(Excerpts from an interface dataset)
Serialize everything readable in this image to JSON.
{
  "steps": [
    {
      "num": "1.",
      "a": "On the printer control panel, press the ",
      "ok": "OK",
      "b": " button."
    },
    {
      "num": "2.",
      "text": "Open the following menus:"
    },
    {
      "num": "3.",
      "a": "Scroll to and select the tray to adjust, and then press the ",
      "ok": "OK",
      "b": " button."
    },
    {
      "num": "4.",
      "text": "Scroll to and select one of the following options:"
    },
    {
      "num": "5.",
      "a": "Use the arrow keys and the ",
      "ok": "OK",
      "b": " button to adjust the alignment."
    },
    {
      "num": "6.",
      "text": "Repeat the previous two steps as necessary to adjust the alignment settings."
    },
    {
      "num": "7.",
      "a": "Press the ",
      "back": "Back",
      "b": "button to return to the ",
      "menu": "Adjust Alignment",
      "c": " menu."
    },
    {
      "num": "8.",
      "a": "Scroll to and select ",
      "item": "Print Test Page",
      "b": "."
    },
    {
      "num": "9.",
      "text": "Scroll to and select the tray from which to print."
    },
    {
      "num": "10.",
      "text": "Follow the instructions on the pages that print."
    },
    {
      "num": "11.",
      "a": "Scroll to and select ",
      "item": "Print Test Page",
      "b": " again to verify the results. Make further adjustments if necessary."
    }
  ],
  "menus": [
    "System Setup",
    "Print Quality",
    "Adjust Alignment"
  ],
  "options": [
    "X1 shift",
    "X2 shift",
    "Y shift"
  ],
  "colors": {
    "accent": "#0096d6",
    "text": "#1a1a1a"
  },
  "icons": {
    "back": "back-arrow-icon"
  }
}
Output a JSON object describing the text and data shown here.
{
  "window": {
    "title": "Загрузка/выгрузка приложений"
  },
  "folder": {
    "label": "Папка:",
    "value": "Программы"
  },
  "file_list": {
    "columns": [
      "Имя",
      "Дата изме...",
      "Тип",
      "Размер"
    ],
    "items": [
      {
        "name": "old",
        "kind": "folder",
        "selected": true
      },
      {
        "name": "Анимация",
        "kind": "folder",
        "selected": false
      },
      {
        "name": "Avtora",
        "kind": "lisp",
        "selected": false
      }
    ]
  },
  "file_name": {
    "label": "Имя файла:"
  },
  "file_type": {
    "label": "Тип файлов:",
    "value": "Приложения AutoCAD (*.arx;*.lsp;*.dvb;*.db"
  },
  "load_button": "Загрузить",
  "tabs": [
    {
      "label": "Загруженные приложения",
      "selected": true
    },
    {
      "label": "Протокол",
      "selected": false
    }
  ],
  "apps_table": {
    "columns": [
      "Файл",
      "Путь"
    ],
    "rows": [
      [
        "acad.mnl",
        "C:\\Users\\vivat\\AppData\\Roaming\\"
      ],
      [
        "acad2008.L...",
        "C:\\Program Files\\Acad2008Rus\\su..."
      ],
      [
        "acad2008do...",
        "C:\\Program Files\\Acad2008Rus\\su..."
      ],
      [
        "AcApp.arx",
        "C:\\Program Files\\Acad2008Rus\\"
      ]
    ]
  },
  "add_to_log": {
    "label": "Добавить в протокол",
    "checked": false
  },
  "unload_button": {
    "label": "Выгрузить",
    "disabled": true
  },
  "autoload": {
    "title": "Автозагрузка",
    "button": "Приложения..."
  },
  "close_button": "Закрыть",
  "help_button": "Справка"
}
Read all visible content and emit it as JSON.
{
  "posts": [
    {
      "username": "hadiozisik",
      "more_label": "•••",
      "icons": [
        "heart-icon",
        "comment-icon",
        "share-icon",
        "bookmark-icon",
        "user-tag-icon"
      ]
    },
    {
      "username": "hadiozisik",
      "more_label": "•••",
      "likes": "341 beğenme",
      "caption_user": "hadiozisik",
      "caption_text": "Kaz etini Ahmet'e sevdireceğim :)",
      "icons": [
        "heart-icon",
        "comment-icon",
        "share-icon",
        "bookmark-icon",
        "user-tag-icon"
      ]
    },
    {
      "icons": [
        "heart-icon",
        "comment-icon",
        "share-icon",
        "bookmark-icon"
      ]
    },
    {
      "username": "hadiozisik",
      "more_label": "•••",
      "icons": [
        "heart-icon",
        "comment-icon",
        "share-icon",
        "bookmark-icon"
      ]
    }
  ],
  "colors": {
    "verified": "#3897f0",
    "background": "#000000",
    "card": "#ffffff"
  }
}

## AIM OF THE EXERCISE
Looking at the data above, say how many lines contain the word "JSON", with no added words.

## RESULT OF THIS EXERCISE
3